- **WHAT IS REQUIRED**: The full set of entries, reproduced exactly, is the expected answer.

── GIVEN INFORMATION ──

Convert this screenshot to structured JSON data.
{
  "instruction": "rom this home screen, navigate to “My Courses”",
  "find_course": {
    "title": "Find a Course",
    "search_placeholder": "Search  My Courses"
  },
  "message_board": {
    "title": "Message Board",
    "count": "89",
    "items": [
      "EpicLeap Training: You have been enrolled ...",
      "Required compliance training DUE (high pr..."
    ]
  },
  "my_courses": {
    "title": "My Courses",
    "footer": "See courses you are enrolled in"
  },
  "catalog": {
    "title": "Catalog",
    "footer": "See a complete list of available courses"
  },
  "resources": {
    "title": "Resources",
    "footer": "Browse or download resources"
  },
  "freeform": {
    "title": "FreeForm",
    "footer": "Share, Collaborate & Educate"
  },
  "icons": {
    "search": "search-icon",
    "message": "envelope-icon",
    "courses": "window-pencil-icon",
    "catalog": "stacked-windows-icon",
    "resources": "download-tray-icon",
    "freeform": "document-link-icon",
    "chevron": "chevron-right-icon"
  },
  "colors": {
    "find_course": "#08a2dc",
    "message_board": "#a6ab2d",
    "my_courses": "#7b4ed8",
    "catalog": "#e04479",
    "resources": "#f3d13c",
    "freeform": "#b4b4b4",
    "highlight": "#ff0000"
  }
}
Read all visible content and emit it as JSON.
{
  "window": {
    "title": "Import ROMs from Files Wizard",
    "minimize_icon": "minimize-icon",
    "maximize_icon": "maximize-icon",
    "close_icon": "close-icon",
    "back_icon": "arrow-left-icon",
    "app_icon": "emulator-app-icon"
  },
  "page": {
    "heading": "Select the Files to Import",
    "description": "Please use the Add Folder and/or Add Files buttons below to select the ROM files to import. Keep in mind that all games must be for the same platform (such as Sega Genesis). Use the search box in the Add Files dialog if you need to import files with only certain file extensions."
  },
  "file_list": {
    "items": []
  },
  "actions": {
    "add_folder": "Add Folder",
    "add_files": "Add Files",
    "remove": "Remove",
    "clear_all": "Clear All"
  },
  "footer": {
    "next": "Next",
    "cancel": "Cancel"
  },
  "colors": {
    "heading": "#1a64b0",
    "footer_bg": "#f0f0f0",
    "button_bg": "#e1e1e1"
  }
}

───

- **FINAL ANSWER**:
Convert this screenshot to structured JSON data.
{
  "instruction": "rom this home screen, navigate to “My Courses”",
  "find_course": {
    "title": "Find a Course",
    "search_placeholder": "Search  My Courses"
  },
  "message_board": {
    "title": "Message Board",
    "count": "89",
    "items": [
      "EpicLeap Training: You have been enrolled ...",
      "Required compliance training DUE (high pr..."
    ]
  },
  "my_courses": {
    "title": "My Courses",
    "footer": "See courses you are enrolled in"
  },
  "catalog": {
    "title": "Catalog",
    "footer": "See a complete list of available courses"
  },
  "resources": {
    "title": "Resources",
    "footer": "Browse or download resources"
  },
  "freeform": {
    "title": "FreeForm",
    "footer": "Share, Collaborate & Educate"
  },
  "icons": {
    "search": "search-icon",
    "message": "envelope-icon",
    "courses": "window-pencil-icon",
    "catalog": "stacked-windows-icon",
    "resources": "download-tray-icon",
    "freeform": "document-link-icon",
    "chevron": "chevron-right-icon"
  },
  "colors": {
    "find_course": "#08a2dc",
    "message_board": "#a6ab2d",
    "my_courses": "#7b4ed8",
    "catalog": "#e04479",
    "resources": "#f3d13c",
    "freeform": "#b4b4b4",
    "highlight": "#ff0000"
  }
}
Read all visible content and emit it as JSON.
{
  "window": {
    "title": "Import ROMs from Files Wizard",
    "minimize_icon": "minimize-icon",
    "maximize_icon": "maximize-icon",
    "close_icon": "close-icon",
    "back_icon": "arrow-left-icon",
    "app_icon": "emulator-app-icon"
  },
  "page": {
    "heading": "Select the Files to Import",
    "description": "Please use the Add Folder and/or Add Files buttons below to select the ROM files to import. Keep in mind that all games must be for the same platform (such as Sega Genesis). Use the search box in the Add Files dialog if you need to import files with only certain file extensions."
  },
  "file_list": {
    "items": []
  },
  "actions": {
    "add_folder": "Add Folder",
    "add_files": "Add Files",
    "remove": "Remove",
    "clear_all": "Clear All"
  },
  "footer": {
    "next": "Next",
    "cancel": "Cancel"
  },
  "colors": {
    "heading": "#1a64b0",
    "footer_bg": "#f0f0f0",
    "button_bg": "#e1e1e1"
  }
}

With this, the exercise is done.